# INPUT:

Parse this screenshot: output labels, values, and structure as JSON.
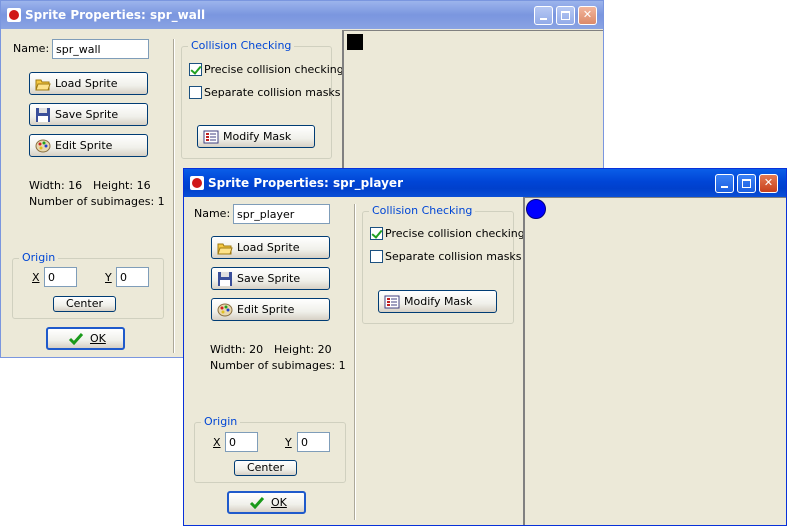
{
  "windows": {
    "wall": {
      "title": "Sprite Properties: spr_wall",
      "name_label": "Name:",
      "name_value": "spr_wall",
      "load_sprite": "Load Sprite",
      "save_sprite": "Save Sprite",
      "edit_sprite": "Edit Sprite",
      "width_text": "Width: 16",
      "height_text": "Height: 16",
      "subimages_text": "Number of subimages: 1",
      "origin_label": "Origin",
      "x_label": "X",
      "x_value": "0",
      "y_label": "Y",
      "y_value": "0",
      "center": "Center",
      "ok": "OK",
      "collision_label": "Collision Checking",
      "precise_label": "Precise collision checking",
      "precise_checked": true,
      "separate_label": "Separate collision masks",
      "separate_checked": false,
      "modify_mask": "Modify Mask",
      "sprite_color": "#000000",
      "active": false
    },
    "player": {
      "title": "Sprite Properties: spr_player",
      "name_label": "Name:",
      "name_value": "spr_player",
      "load_sprite": "Load Sprite",
      "save_sprite": "Save Sprite",
      "edit_sprite": "Edit Sprite",
      "width_text": "Width: 20",
      "height_text": "Height: 20",
      "subimages_text": "Number of subimages: 1",
      "origin_label": "Origin",
      "x_label": "X",
      "x_value": "0",
      "y_label": "Y",
      "y_value": "0",
      "center": "Center",
      "ok": "OK",
      "collision_label": "Collision Checking",
      "precise_label": "Precise collision checking",
      "precise_checked": true,
      "separate_label": "Separate collision masks",
      "separate_checked": false,
      "modify_mask": "Modify Mask",
      "sprite_color": "#0000ff",
      "active": true
    }
  },
  "icons": {
    "app": "game-maker-icon",
    "load": "folder-open-icon",
    "save": "floppy-disk-icon",
    "edit": "paint-palette-icon",
    "mask": "mask-grid-icon",
    "ok": "green-check-icon"
  }
}
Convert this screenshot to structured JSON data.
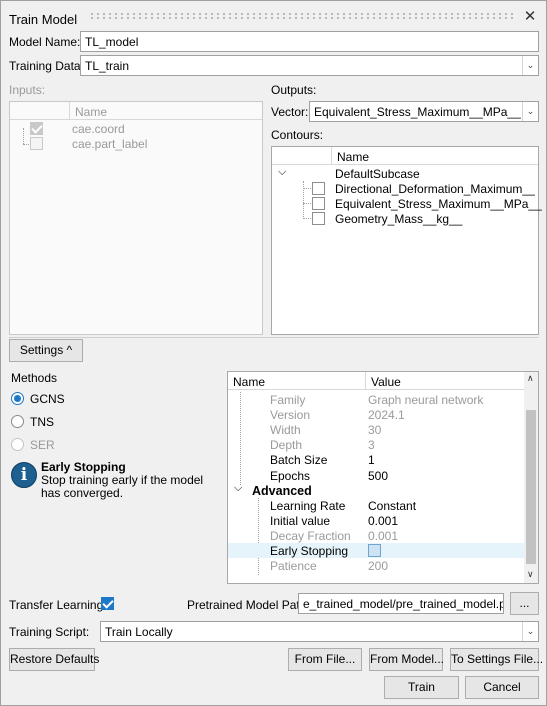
{
  "window": {
    "title": "Train Model",
    "close_icon": "close-icon"
  },
  "model_name": {
    "label": "Model Name:",
    "value": "TL_model"
  },
  "training_data": {
    "label": "Training Data:",
    "value": "TL_train"
  },
  "inputs": {
    "label": "Inputs:",
    "column": "Name",
    "items": [
      {
        "name": "cae.coord",
        "checked": true
      },
      {
        "name": "cae.part_label",
        "checked": false
      }
    ]
  },
  "outputs": {
    "label": "Outputs:",
    "vector_label": "Vector:",
    "vector_value": "Equivalent_Stress_Maximum__MPa__",
    "contours_label": "Contours:",
    "column": "Name",
    "group": "DefaultSubcase",
    "items": [
      "Directional_Deformation_Maximum__mm_",
      "Equivalent_Stress_Maximum__MPa__",
      "Geometry_Mass__kg__"
    ]
  },
  "settings": {
    "toggle_label": "Settings ^"
  },
  "methods": {
    "label": "Methods",
    "options": [
      {
        "label": "GCNS",
        "selected": true,
        "enabled": true
      },
      {
        "label": "TNS",
        "selected": false,
        "enabled": true
      },
      {
        "label": "SER",
        "selected": false,
        "enabled": false
      }
    ]
  },
  "info": {
    "title": "Early Stopping",
    "text": "Stop training early if the model has converged."
  },
  "props": {
    "col_name": "Name",
    "col_value": "Value",
    "rows": [
      {
        "name": "Family",
        "value": "Graph neural network",
        "state": "disabled"
      },
      {
        "name": "Version",
        "value": "2024.1",
        "state": "disabled"
      },
      {
        "name": "Width",
        "value": "30",
        "state": "disabled"
      },
      {
        "name": "Depth",
        "value": "3",
        "state": "disabled"
      },
      {
        "name": "Batch Size",
        "value": "1",
        "state": "normal"
      },
      {
        "name": "Epochs",
        "value": "500",
        "state": "normal"
      }
    ],
    "advanced_label": "Advanced",
    "adv_rows": [
      {
        "name": "Learning Rate",
        "value": "Constant",
        "state": "normal"
      },
      {
        "name": "Initial value",
        "value": "0.001",
        "state": "normal"
      },
      {
        "name": "Decay Fraction",
        "value": "0.001",
        "state": "disabled"
      },
      {
        "name": "Early Stopping",
        "value": "",
        "state": "checkbox"
      },
      {
        "name": "Patience",
        "value": "200",
        "state": "disabled"
      }
    ]
  },
  "transfer": {
    "label": "Transfer Learning:",
    "checked": true,
    "pretrained_label": "Pretrained Model Path:",
    "pretrained_value": "e_trained_model/pre_trained_model.psmdl",
    "browse": "..."
  },
  "training_script": {
    "label": "Training Script:",
    "value": "Train Locally"
  },
  "buttons": {
    "restore": "Restore Defaults",
    "from_file": "From File...",
    "from_model": "From Model...",
    "to_settings": "To Settings File...",
    "train": "Train",
    "cancel": "Cancel"
  }
}
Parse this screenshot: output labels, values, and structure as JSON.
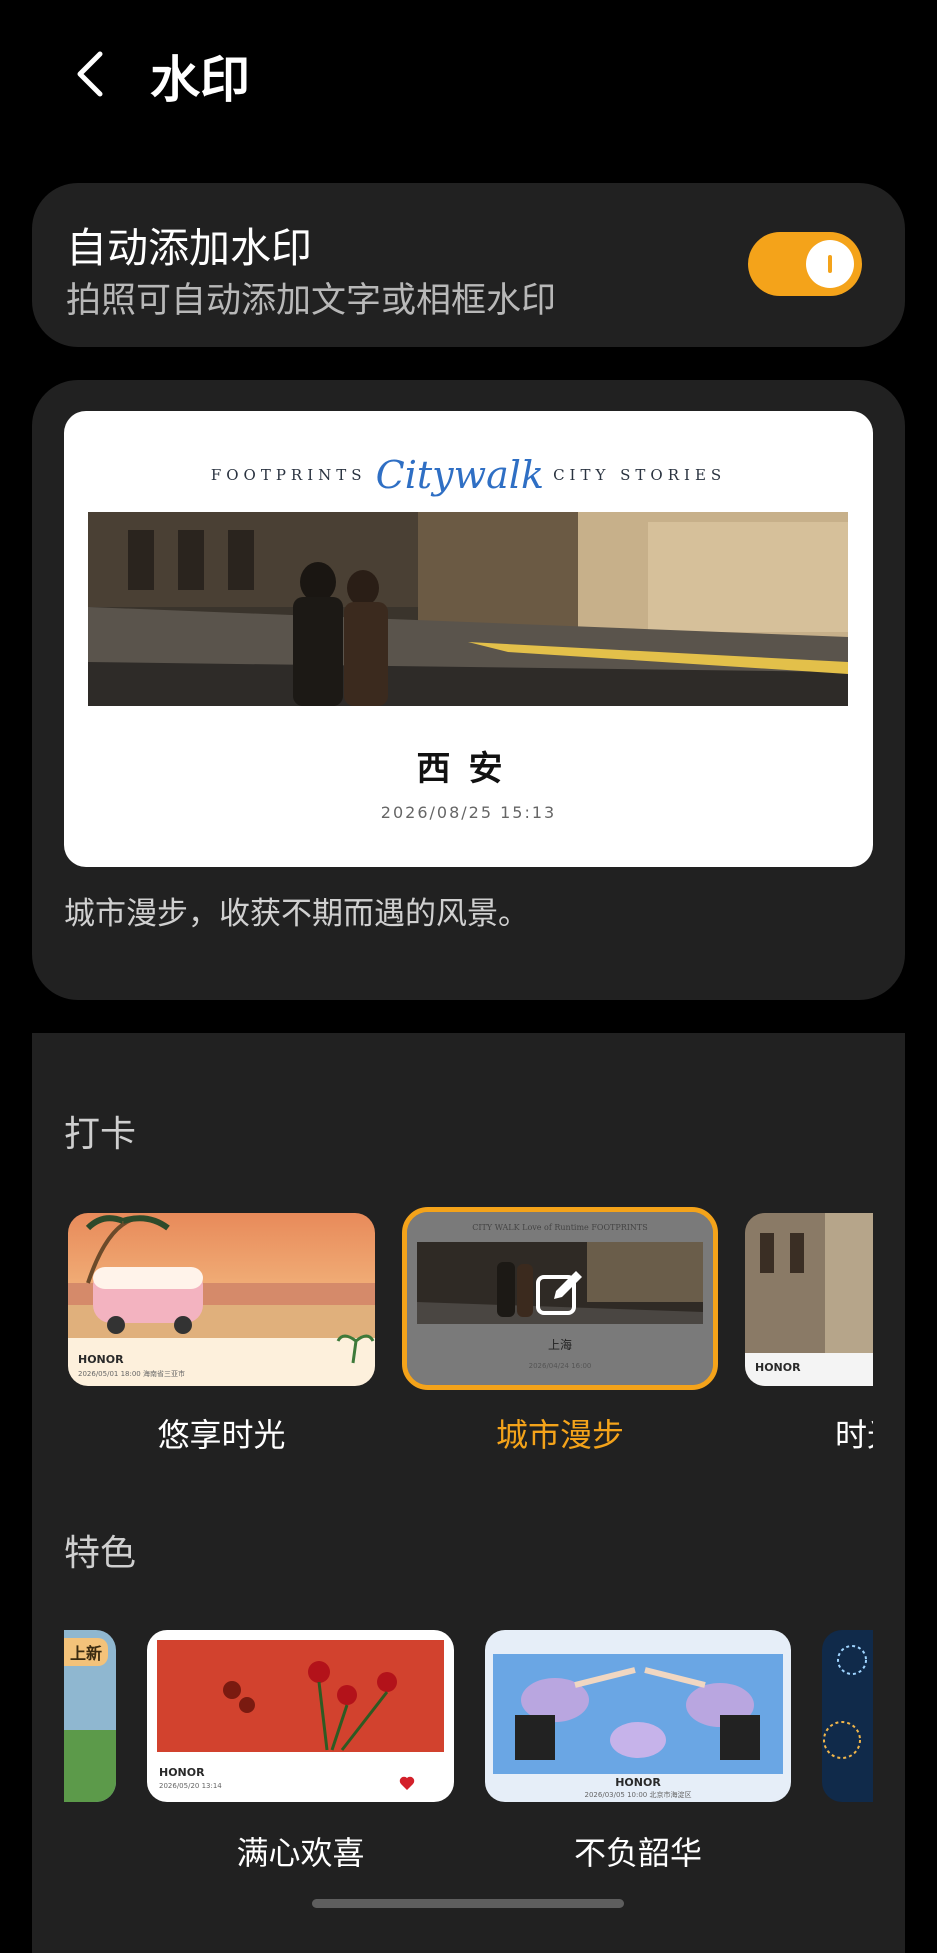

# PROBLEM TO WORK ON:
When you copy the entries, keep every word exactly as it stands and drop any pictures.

# RESULT OF THE EXERCISE:
Parse this screenshot: output labels, values, and structure as JSON.
{
  "windows": {
    "wall": {
      "title": "Sprite Properties: spr_wall",
      "name_label": "Name:",
      "name_value": "spr_wall",
      "load_sprite": "Load Sprite",
      "save_sprite": "Save Sprite",
      "edit_sprite": "Edit Sprite",
      "width_text": "Width: 16",
      "height_text": "Height: 16",
      "subimages_text": "Number of subimages: 1",
      "origin_label": "Origin",
      "x_label": "X",
      "x_value": "0",
      "y_label": "Y",
      "y_value": "0",
      "center": "Center",
      "ok": "OK",
      "collision_label": "Collision Checking",
      "precise_label": "Precise collision checking",
      "precise_checked": true,
      "separate_label": "Separate collision masks",
      "separate_checked": false,
      "modify_mask": "Modify Mask",
      "sprite_color": "#000000",
      "active": false
    },
    "player": {
      "title": "Sprite Properties: spr_player",
      "name_label": "Name:",
      "name_value": "spr_player",
      "load_sprite": "Load Sprite",
      "save_sprite": "Save Sprite",
      "edit_sprite": "Edit Sprite",
      "width_text": "Width: 20",
      "height_text": "Height: 20",
      "subimages_text": "Number of subimages: 1",
      "origin_label": "Origin",
      "x_label": "X",
      "x_value": "0",
      "y_label": "Y",
      "y_value": "0",
      "center": "Center",
      "ok": "OK",
      "collision_label": "Collision Checking",
      "precise_label": "Precise collision checking",
      "precise_checked": true,
      "separate_label": "Separate collision masks",
      "separate_checked": false,
      "modify_mask": "Modify Mask",
      "sprite_color": "#0000ff",
      "active": true
    }
  },
  "icons": {
    "app": "game-maker-icon",
    "load": "folder-open-icon",
    "save": "floppy-disk-icon",
    "edit": "paint-palette-icon",
    "mask": "mask-grid-icon",
    "ok": "green-check-icon"
  }
}
Convert this screenshot to structured JSON data.
{
  "window": {
    "title": "Train Model",
    "close_icon": "close-icon"
  },
  "model_name": {
    "label": "Model Name:",
    "value": "TL_model"
  },
  "training_data": {
    "label": "Training Data:",
    "value": "TL_train"
  },
  "inputs": {
    "label": "Inputs:",
    "column": "Name",
    "items": [
      {
        "name": "cae.coord",
        "checked": true
      },
      {
        "name": "cae.part_label",
        "checked": false
      }
    ]
  },
  "outputs": {
    "label": "Outputs:",
    "vector_label": "Vector:",
    "vector_value": "Equivalent_Stress_Maximum__MPa__",
    "contours_label": "Contours:",
    "column": "Name",
    "group": "DefaultSubcase",
    "items": [
      "Directional_Deformation_Maximum__mm_",
      "Equivalent_Stress_Maximum__MPa__",
      "Geometry_Mass__kg__"
    ]
  },
  "settings": {
    "toggle_label": "Settings ^"
  },
  "methods": {
    "label": "Methods",
    "options": [
      {
        "label": "GCNS",
        "selected": true,
        "enabled": true
      },
      {
        "label": "TNS",
        "selected": false,
        "enabled": true
      },
      {
        "label": "SER",
        "selected": false,
        "enabled": false
      }
    ]
  },
  "info": {
    "title": "Early Stopping",
    "text": "Stop training early if the model has converged."
  },
  "props": {
    "col_name": "Name",
    "col_value": "Value",
    "rows": [
      {
        "name": "Family",
        "value": "Graph neural network",
        "state": "disabled"
      },
      {
        "name": "Version",
        "value": "2024.1",
        "state": "disabled"
      },
      {
        "name": "Width",
        "value": "30",
        "state": "disabled"
      },
      {
        "name": "Depth",
        "value": "3",
        "state": "disabled"
      },
      {
        "name": "Batch Size",
        "value": "1",
        "state": "normal"
      },
      {
        "name": "Epochs",
        "value": "500",
        "state": "normal"
      }
    ],
    "advanced_label": "Advanced",
    "adv_rows": [
      {
        "name": "Learning Rate",
        "value": "Constant",
        "state": "normal"
      },
      {
        "name": "Initial value",
        "value": "0.001",
        "state": "normal"
      },
      {
        "name": "Decay Fraction",
        "value": "0.001",
        "state": "disabled"
      },
      {
        "name": "Early Stopping",
        "value": "",
        "state": "checkbox"
      },
      {
        "name": "Patience",
        "value": "200",
        "state": "disabled"
      }
    ]
  },
  "transfer": {
    "label": "Transfer Learning:",
    "checked": true,
    "pretrained_label": "Pretrained Model Path:",
    "pretrained_value": "e_trained_model/pre_trained_model.psmdl",
    "browse": "..."
  },
  "training_script": {
    "label": "Training Script:",
    "value": "Train Locally"
  },
  "buttons": {
    "restore": "Restore Defaults",
    "from_file": "From File...",
    "from_model": "From Model...",
    "to_settings": "To Settings File...",
    "train": "Train",
    "cancel": "Cancel"
  }
}
Parse this screenshot: output labels, values, and structure as JSON.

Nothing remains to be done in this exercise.